> [GIVEN DATA]
# # # #

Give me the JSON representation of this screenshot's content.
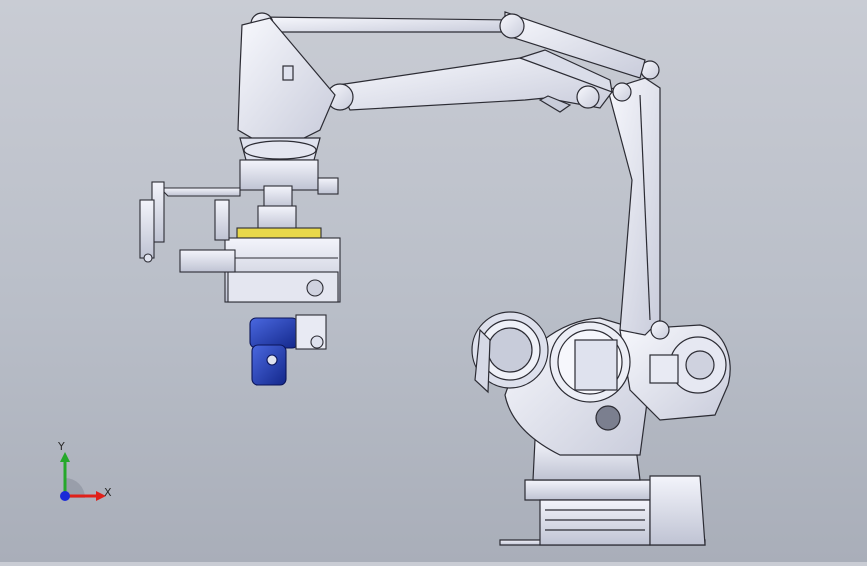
{
  "triad": {
    "x_label": "X",
    "y_label": "Y"
  },
  "colors": {
    "background_top": "#c9ccd4",
    "background_bottom": "#a9aeb9",
    "model_body": "#eef0f8",
    "model_shade": "#c7cad8",
    "model_outline": "#2c2c34",
    "motor_blue": "#1f3fb0",
    "gripper_plate": "#e8d84a",
    "axis_x": "#e0201a",
    "axis_y": "#25a82a",
    "axis_z": "#1a2ad8"
  }
}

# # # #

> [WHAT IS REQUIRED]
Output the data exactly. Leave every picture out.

> [WRITTEN SOLUTION]
Give me the JSON representation of this screenshot's content.
{
  "triad": {
    "x_label": "X",
    "y_label": "Y"
  },
  "colors": {
    "background_top": "#c9ccd4",
    "background_bottom": "#a9aeb9",
    "model_body": "#eef0f8",
    "model_shade": "#c7cad8",
    "model_outline": "#2c2c34",
    "motor_blue": "#1f3fb0",
    "gripper_plate": "#e8d84a",
    "axis_x": "#e0201a",
    "axis_y": "#25a82a",
    "axis_z": "#1a2ad8"
  }
}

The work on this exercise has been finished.